|23 марта 2009|
The world should consider adopting the Nordic approach to capitalism and learn from the region’s response to its financial and economic crisis in the 1990s in the attempt to stave off recession, according to the chairman of two of Europe’s biggest companies.
Jorma Ollila, chairman of Nokia, the mobile phone maker, and oil major Royal Dutch Shell, said the Nordic style of capitalism was characterised by openness to globalisation balanced by strong government programmes to protect people from its excesses and an egalitarian education system.
In an interview with the Financial Times, Mr Ollila said: “What is the future of capitalism? In one way or other the answer is to solve these issues that the Nordic model does well. These are the ingredients. The Nordic model has a good bid [to be the best system]”.
His views carry weight as he is one of Europe’s leading businessmen after 15 years as chief executive of Nokia, which he turned from a struggling Finnish conglomerate into the world’s largest mobile phone maker. He is also head of the European Roundtable of Industrialists (ERT), a Who’s Who of nearly 50 of the most prominent business leaders on the continent.
He said Nordic politicians in the 1990s showed “a lot of wisdom” and did not resort to protectionism while taking risky decisions. Companies, including Nokia, restructured heavily and made themselves highly competitive, said Mr Ollila.
He expressed hopes that policymakers today would follow a similar path. “It would be very much on my wish list for Europe,” said Mr Ollila. “You don’t look at how good you are yourself but you look at the world as a whole.”
If politicians failed to resist protectionism, there was a “serious” chance that the world could slide into economic depression, he argued.
Government measures to solve the crisis had had little impact on the real economy as the situation had not improved since November, when the ERT first sounded the alarm on the desperate situation for many suppliers and customers of large industrial groups.

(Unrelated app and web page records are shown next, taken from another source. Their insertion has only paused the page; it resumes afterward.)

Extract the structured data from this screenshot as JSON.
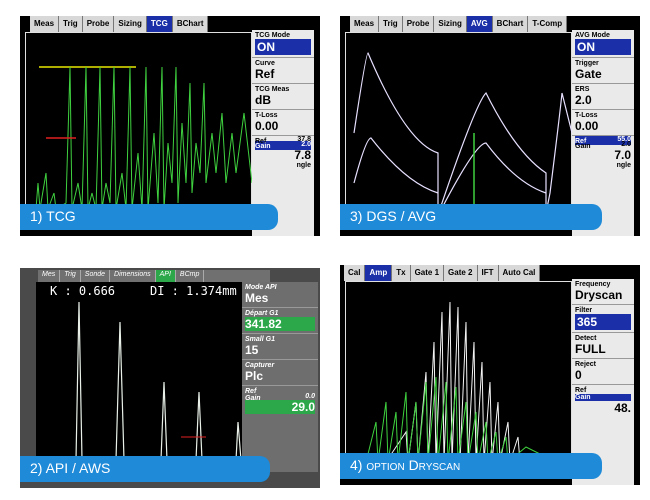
{
  "panels": {
    "tcg": {
      "caption": "1) TCG",
      "tabs": [
        "Meas",
        "Trig",
        "Probe",
        "Sizing",
        "TCG",
        "BChart"
      ],
      "active_tab": "TCG",
      "side": [
        {
          "label": "TCG Mode",
          "value": "ON",
          "inv": true
        },
        {
          "label": "Curve",
          "value": "Ref"
        },
        {
          "label": "TCG Meas",
          "value": "dB"
        },
        {
          "label": "T-Loss",
          "value": "0.00"
        }
      ],
      "footer": {
        "ref_label": "Ref",
        "ref_val": "37.8",
        "gain_label": "Gain",
        "gain_val": "2.0",
        "big": "7.8",
        "tail": "ngle"
      }
    },
    "dgs": {
      "caption": "3) DGS / AVG",
      "tabs": [
        "Meas",
        "Trig",
        "Probe",
        "Sizing",
        "AVG",
        "BChart",
        "T-Comp"
      ],
      "active_tab": "AVG",
      "side": [
        {
          "label": "AVG Mode",
          "value": "ON",
          "inv": true
        },
        {
          "label": "Trigger",
          "value": "Gate"
        },
        {
          "label": "ERS",
          "value": "2.0"
        },
        {
          "label": "T-Loss",
          "value": "0.00"
        }
      ],
      "footer": {
        "ref_label": "Ref",
        "ref_val": "55.0",
        "gain_label": "Gain",
        "gain_val": "2.0",
        "big": "7.0",
        "tail": "ngle"
      }
    },
    "api": {
      "caption": "2) API / AWS",
      "tabs": [
        "Mes",
        "Trig",
        "Sonde",
        "Dimensions",
        "API",
        "BCmp"
      ],
      "active_tab": "API",
      "readout_k": "K : 0.666",
      "readout_di": "DI : 1.374mm",
      "side": [
        {
          "label": "Mode API",
          "value": "Mes"
        },
        {
          "label": "Départ G1",
          "value": "341.82",
          "grn": true
        },
        {
          "label": "Small G1",
          "value": "15"
        },
        {
          "label": "Capturer",
          "value": "Plc"
        }
      ],
      "footer": {
        "ref_label": "Ref",
        "gain_label": "Gain",
        "gain_val": "0.0",
        "big": "29.0"
      }
    },
    "dryscan": {
      "caption": "4) option Dryscan",
      "tabs": [
        "Cal",
        "Amp",
        "Tx",
        "Gate 1",
        "Gate 2",
        "IFT",
        "Auto Cal"
      ],
      "active_tab": "Amp",
      "side": [
        {
          "label": "Frequency",
          "value": "Dryscan"
        },
        {
          "label": "Filter",
          "value": "365",
          "inv": true
        },
        {
          "label": "Detect",
          "value": "FULL"
        },
        {
          "label": "Reject",
          "value": "0"
        }
      ],
      "footer": {
        "ref_label": "Ref",
        "gain_label": "Gain",
        "big": "48."
      }
    }
  },
  "colors": {
    "accent": "#1f8ad8",
    "active_tab": "#1a2fa8",
    "trace": "#3fd13f",
    "api_green": "#2ca84a"
  }
}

One of the biggest concerns of the ERT was the potential damage to globalisation and the European Union’s internal market. Mr Ollila said Nordic countries had learnt to share the risk of globalisation with the general public and show “social solidarity” with people affected by it: “As we have now seen, it is a risky proposition opening yourself up to globalisation.”
Источник: Financial Times